Friday, June 5, 2009

Mother Nature's Not Cooperating

Okay, I'll admit it. I'm feeling a little down and discouraged today. On the other hand, this post will make all you gardeners in a more moderate climate feel grateful and appreciative of your lovely, growing, productive gardens.

We still can't talk Mother Nature into giving us any warm weather. Daytime temps only into the 50s and 60s, if we're lucky. (That is if you discount the wind chills.) Forties and more often down into the 30s at night. But that wouldn't even be so bad if it weren't for the wind. We've had strong winds (and I'm talking reeeally high winds) blowing for the better part of three weeks now. Not only are they drying out everything green and growing, but the wind-stress on plants is taking its toll.

My whole herb bed is either going backwards or suffering mightily to keep from croaking. The basil is gone. (Wonder if I can still find a couple of basil plants at this late date?)

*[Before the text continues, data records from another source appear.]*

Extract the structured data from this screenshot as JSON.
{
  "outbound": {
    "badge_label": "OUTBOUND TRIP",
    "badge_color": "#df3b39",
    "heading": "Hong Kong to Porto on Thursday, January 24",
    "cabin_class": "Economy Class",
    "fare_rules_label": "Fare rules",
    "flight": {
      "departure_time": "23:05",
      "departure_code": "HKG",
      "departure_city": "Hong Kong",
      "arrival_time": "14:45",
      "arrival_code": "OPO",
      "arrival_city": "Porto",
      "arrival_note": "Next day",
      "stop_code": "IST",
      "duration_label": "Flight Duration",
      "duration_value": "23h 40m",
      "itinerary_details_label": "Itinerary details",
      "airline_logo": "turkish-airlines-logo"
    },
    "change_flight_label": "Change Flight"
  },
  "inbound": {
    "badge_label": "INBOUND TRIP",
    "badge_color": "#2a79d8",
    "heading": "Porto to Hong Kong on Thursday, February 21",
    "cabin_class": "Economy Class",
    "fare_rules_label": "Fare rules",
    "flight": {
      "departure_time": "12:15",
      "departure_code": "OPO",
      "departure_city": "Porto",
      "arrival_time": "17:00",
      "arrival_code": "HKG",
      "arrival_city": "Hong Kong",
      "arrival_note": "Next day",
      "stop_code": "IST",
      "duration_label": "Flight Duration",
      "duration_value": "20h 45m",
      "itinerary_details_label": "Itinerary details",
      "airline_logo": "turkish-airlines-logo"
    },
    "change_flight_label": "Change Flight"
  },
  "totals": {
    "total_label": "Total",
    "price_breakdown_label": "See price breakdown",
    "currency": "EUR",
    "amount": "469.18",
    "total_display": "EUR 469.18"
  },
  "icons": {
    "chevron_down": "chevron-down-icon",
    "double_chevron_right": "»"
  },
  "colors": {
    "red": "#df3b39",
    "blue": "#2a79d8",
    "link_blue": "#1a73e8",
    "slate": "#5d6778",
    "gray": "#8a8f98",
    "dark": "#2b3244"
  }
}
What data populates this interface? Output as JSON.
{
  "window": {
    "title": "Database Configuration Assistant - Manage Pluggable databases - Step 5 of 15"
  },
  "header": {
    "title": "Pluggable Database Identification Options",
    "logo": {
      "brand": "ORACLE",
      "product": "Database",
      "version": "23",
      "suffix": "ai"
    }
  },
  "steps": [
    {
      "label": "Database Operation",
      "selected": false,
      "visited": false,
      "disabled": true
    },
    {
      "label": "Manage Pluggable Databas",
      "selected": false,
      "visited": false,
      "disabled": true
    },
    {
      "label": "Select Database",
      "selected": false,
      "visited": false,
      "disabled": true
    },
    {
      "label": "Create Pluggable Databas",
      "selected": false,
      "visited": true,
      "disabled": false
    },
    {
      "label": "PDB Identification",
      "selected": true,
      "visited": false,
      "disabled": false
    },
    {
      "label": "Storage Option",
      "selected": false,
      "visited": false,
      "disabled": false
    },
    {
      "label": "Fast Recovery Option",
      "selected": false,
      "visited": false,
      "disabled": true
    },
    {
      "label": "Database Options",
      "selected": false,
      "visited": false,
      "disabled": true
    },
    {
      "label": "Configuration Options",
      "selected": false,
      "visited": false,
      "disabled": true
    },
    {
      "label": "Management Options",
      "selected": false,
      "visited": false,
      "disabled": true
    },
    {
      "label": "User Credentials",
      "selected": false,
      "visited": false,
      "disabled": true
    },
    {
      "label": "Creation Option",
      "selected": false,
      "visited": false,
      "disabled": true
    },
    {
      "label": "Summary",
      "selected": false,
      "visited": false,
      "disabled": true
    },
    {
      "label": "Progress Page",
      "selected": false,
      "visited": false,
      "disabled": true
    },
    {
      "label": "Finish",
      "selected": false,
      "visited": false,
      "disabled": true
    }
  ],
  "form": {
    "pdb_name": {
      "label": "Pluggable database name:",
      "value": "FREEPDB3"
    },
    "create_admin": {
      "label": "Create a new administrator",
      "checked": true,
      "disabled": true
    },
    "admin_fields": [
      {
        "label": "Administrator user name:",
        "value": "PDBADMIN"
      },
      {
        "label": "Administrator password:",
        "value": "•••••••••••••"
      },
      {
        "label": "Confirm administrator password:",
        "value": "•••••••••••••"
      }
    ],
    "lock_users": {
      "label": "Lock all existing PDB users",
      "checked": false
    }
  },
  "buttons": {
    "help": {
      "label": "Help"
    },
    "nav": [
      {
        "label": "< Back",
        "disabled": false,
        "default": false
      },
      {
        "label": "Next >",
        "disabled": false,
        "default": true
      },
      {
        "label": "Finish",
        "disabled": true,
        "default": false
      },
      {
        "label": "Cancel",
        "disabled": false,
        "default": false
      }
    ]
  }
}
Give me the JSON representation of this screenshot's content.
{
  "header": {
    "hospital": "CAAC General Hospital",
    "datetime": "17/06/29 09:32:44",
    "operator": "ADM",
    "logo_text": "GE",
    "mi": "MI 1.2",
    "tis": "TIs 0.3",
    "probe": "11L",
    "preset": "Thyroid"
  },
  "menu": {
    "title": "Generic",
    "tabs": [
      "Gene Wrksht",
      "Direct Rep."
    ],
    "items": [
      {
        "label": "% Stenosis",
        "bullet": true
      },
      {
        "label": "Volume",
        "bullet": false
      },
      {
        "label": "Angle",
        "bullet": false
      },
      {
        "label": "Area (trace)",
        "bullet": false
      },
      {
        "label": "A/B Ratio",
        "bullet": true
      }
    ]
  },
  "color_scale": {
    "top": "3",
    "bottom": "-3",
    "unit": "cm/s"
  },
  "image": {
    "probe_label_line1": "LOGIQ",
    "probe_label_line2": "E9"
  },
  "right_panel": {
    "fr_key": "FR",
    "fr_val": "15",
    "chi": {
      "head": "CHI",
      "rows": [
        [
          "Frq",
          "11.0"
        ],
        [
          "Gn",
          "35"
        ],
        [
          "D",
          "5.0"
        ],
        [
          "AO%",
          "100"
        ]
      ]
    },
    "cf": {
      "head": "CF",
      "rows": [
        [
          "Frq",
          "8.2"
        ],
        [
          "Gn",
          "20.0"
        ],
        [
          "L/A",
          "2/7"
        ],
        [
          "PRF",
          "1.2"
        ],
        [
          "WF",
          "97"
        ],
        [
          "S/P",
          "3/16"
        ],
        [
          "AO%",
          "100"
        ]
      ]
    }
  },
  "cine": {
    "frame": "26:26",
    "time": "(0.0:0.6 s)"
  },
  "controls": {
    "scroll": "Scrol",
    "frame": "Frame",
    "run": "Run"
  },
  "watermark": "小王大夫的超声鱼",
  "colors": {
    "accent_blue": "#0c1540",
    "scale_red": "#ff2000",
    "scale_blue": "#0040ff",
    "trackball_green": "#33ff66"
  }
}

My poor, poor California Poppies. The plants I started indoors have been laid flat (fallen and can't get up) and look so sad.

I planted all my window boxes out in white impatiens this year. These have grown progressively smaller in the two weeks since then.

But all is not lost . . . some things are doing okay. My three bleeding heart bushes, newly planted last year, are looking good. (Hmmmm, could it be because they like cool weather, don't require a lot of sun, and are planted in a protected nook?)

Comfrey, also, is doing well. ('Course, you can't kill the stuff off if you try. You can dig it up, pour concrete in the area where it was growing, and it will still come back up!)

The rhubarb is busy being prolific. (As are the strawberries in the background.)

Lots of healthy growth on the raspberry canes. They will need some sun and warm weather to ripen berries eventually though.

Still have about 2/3 (maybe more) of the garden to get in. The good news is we're not market gardening this year (thank heavens . . . I had spinach and lettuce last year on the 2nd of June; this year they've barely broken through the soil), and we won't starve even if the garden produces zilch. This difficult spring sure gives one a new understanding and empathy for what farmers deal with all the time.


  1. Ahhh, comfrey! I once made the foolish, foolish mistake of trying to eradicate a patch and reclaim it as an herb bed. Even though I dug the soil two feet deep and removed every visible trace of comfrey root, guess what came back, stronger than before? (Sorry about that, thyme, oregano, chives, marjoram, lovage, and alpine strawberry plants!)

  2. MaineCelt - Ah, yes, good ol' comfrey. If only it tasted as good as, say, fresh peas or corn on the cob! But I shouldn't knock it . . . it's a great medicinal plant.

  3. Hi, this is Jordan.
    So what do you DO with comfrey? I have a bunch of it taking over the old barn foundation.

    BTW: I did end up starting a blog, here:

    Thanks for the suggestion. It's good to write abot my beginner's mistakes, then let them go.

  4. Hi, Jordan! Truthfully, we don't do a lot with the comfrey. We feed some to our poultry, and use some for our own eating . . . the young, small, tender leaves only as when they get big, they are prickly, strong flavored and mucilaginous. Basically we just like having it around for its medicinal purposes.

    I'm really enjoying reading your blog! Would you mind if I listed it on my blog under Blogs I Visit?

  5. Hi - this is Jordan
    A permaculture person near here likes to use comfrey as a barrier around his gardens. He says grass can't get through. Sad to know it will be hard to control - sounds a bit invasive.
    Sure, you can list me on your Blogs I Visit. I'm having alot of fun writing it!